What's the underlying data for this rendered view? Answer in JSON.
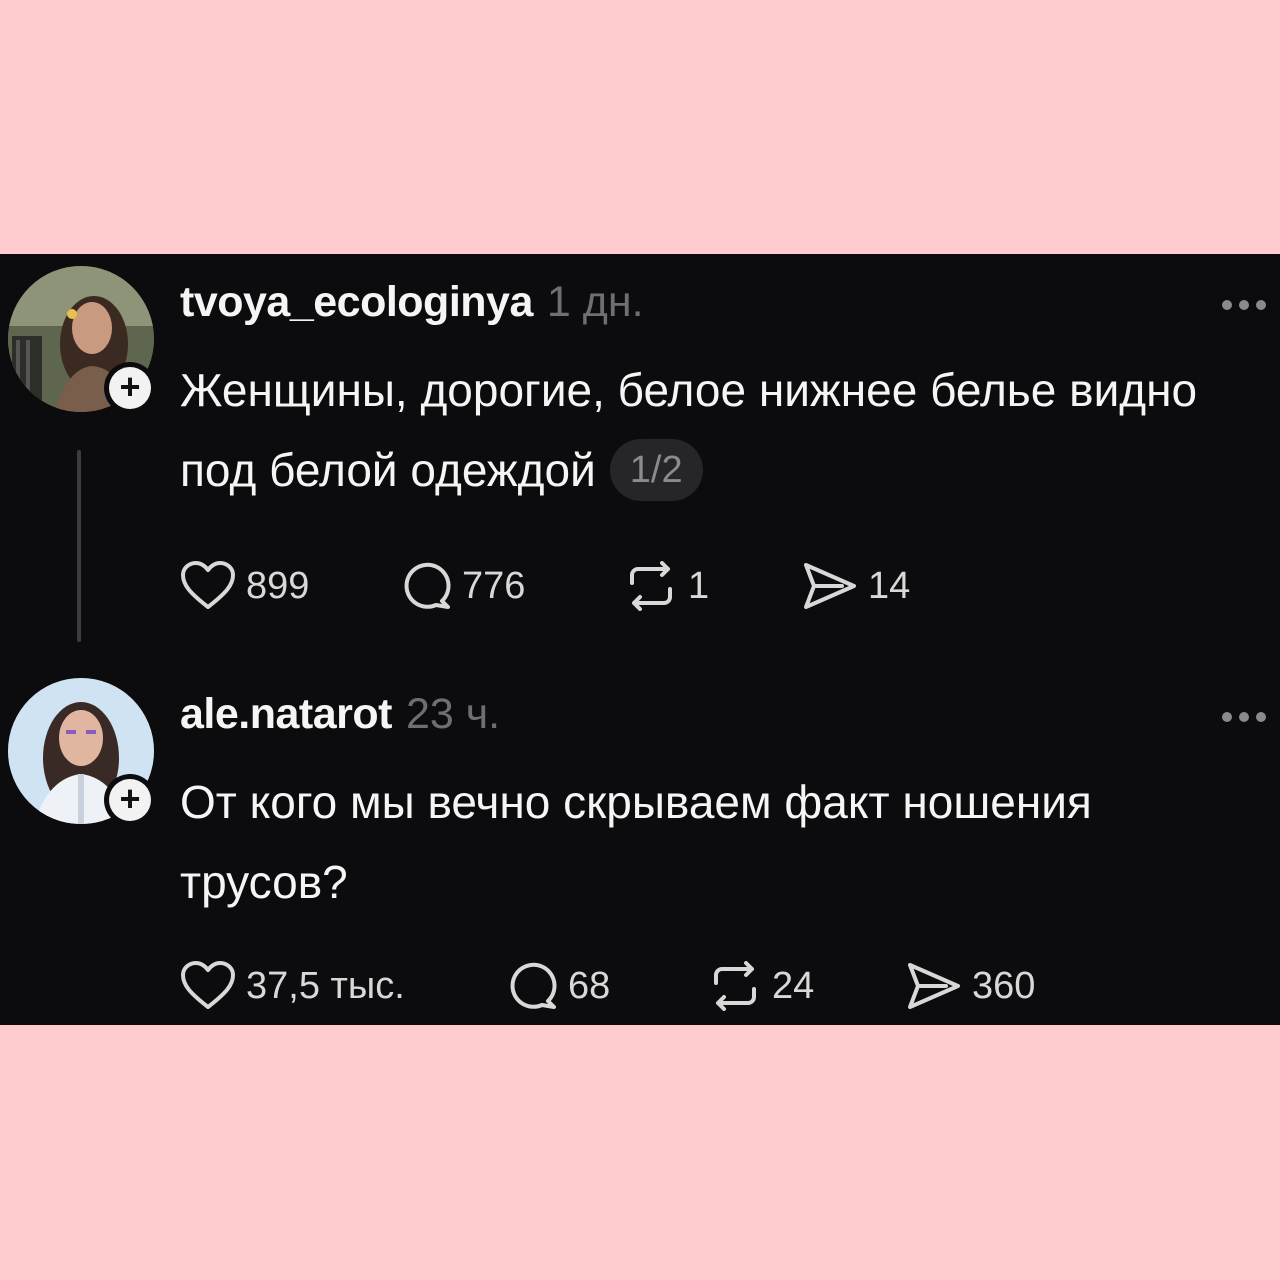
{
  "posts": [
    {
      "username": "tvoya_ecologinya",
      "time": "1 дн.",
      "text": "Женщины, дорогие, белое нижнее белье видно под белой одеждой",
      "page_indicator": "1/2",
      "stats": {
        "likes": "899",
        "replies": "776",
        "reposts": "1",
        "shares": "14"
      },
      "follow_icon": "plus-icon"
    },
    {
      "username": "ale.natarot",
      "time": "23 ч.",
      "text": "От кого мы вечно скрываем факт ношения трусов?",
      "stats": {
        "likes": "37,5 тыс.",
        "replies": "68",
        "reposts": "24",
        "shares": "360"
      },
      "follow_icon": "plus-icon"
    }
  ],
  "icons": [
    "heart-icon",
    "comment-icon",
    "repost-icon",
    "send-icon",
    "more-icon"
  ],
  "colors": {
    "background": "#fecbcf",
    "panel": "#0c0b0d",
    "text": "#f5f5f5",
    "muted": "#6f6f72"
  }
}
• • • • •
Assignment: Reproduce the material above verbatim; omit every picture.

Response:
What's the underlying data for this rendered view? Answer in JSON.
{
  "posts": [
    {
      "username": "tvoya_ecologinya",
      "time": "1 дн.",
      "text": "Женщины, дорогие, белое нижнее белье видно под белой одеждой",
      "page_indicator": "1/2",
      "stats": {
        "likes": "899",
        "replies": "776",
        "reposts": "1",
        "shares": "14"
      },
      "follow_icon": "plus-icon"
    },
    {
      "username": "ale.natarot",
      "time": "23 ч.",
      "text": "От кого мы вечно скрываем факт ношения трусов?",
      "stats": {
        "likes": "37,5 тыс.",
        "replies": "68",
        "reposts": "24",
        "shares": "360"
      },
      "follow_icon": "plus-icon"
    }
  ],
  "icons": [
    "heart-icon",
    "comment-icon",
    "repost-icon",
    "send-icon",
    "more-icon"
  ],
  "colors": {
    "background": "#fecbcf",
    "panel": "#0c0b0d",
    "text": "#f5f5f5",
    "muted": "#6f6f72"
  }
}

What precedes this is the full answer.